“Any distribution we would do has to be in compliance with the law, and the law does place some limits on what we can do,” Krasner said. “However, I am willing to commit that we would be transparent as to where all those funds go.”
Coincidentally, state laws have shielded law enforcement agencies from disclosing “any meaningful transparency,” the ACLU’s Tack-Hooper noted. “And as far as I can tell, this settlement doesn’t increase transparency,”
To increase sunshine, Tack-Hooper suggested, the DA’s office could maintain a database of non-privileged information about who is losing property to forfeiture, including details about related criminal proceedings. Such a database would also allow the city (and public) to look at the impact of Philly’s forfeiture practices along racial, gender, and geographic lines.
As for where the revenue ends up, Tack-Hooper added that some should be reserved for paying for appointed counsel to forfeiture defendants trying to retrieve their property.
“The DA’s office can ask the court to appoint counsel for indigent property owners facing forfeiture who are unrepresented,” she said. “The court has inherent authority to grant such a request, but does not have any funds available to pay for appointed counsel.”
Using the money this way may not be possible under the settlement, as it’s still a mystery who control the newly reformed fund. Officials said any financial arrangement will also have to be approved by a higher court.
The Institute for Justice has until early October to finalize its agreement with the city. The details will be ironed out in the coming weeks, but reform advocates already agree these are undoubtedly big strides.
“The settlement is going to make civil forfeiture a lot harder to pursue. They have a higher standard of proof.

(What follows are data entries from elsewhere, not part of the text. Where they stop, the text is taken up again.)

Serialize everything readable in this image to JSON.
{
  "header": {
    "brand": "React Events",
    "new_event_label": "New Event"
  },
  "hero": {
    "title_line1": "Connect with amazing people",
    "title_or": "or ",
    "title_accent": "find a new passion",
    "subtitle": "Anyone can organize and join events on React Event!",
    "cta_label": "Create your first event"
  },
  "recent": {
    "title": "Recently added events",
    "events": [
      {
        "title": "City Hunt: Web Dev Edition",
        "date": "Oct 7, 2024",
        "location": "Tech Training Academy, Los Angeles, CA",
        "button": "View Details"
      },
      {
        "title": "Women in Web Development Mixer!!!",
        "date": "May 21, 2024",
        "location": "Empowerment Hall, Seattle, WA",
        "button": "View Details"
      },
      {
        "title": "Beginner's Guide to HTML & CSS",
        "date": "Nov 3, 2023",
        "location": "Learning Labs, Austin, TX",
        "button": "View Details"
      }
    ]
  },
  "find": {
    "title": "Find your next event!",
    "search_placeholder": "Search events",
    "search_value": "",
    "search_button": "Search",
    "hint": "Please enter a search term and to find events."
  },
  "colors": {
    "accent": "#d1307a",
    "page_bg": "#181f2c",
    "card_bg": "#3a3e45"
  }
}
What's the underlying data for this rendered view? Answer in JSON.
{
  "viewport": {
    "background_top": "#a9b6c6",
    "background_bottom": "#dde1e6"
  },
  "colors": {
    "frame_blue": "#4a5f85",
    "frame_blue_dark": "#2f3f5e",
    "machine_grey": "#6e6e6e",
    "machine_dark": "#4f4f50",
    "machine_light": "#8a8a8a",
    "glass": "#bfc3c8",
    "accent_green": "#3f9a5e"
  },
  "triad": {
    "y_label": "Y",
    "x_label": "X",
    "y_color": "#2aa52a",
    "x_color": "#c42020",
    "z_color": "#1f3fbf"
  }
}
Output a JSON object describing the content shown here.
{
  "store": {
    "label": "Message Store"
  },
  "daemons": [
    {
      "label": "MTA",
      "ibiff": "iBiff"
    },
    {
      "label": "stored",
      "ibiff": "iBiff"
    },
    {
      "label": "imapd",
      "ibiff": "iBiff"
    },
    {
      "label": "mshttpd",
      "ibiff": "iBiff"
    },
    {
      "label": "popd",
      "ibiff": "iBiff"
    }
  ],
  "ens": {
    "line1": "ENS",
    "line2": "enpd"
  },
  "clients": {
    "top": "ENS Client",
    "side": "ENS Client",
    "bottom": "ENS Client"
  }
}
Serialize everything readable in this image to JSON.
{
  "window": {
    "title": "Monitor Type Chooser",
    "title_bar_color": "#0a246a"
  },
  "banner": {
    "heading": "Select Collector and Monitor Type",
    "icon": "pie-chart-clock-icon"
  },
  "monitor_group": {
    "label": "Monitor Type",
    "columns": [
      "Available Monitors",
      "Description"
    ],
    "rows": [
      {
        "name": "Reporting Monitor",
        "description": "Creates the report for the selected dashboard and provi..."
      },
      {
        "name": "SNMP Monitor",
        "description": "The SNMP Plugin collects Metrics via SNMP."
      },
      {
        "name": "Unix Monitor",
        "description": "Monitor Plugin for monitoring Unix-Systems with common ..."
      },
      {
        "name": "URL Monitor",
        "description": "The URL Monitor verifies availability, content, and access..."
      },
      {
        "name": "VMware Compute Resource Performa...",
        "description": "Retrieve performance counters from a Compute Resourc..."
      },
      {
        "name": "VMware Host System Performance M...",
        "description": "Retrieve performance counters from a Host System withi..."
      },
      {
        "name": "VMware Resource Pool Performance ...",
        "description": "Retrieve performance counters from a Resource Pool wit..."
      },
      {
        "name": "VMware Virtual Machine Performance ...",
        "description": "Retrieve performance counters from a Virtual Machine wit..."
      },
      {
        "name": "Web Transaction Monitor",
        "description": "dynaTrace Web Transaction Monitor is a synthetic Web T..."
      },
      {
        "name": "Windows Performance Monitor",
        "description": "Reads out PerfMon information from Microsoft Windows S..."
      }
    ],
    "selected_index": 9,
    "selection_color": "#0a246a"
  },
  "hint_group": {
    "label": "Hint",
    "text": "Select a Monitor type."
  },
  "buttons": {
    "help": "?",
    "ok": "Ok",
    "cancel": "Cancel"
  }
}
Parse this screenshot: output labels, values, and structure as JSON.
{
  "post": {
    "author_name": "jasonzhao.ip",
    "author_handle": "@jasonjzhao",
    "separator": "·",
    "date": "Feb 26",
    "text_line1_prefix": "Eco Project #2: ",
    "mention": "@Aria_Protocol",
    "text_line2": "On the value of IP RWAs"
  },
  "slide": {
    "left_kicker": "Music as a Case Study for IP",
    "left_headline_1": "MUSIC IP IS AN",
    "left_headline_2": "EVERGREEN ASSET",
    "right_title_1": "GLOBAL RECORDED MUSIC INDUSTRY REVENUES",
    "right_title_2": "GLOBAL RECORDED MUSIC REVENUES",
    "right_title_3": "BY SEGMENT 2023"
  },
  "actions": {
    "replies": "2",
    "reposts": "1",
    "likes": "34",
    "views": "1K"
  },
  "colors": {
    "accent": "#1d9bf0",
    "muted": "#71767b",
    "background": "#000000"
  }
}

They have to show the property owner knew about or consented to the illegal activity,” Sheth said. “Hopefully, it’s no longer going to be the same robo-file seizure system.”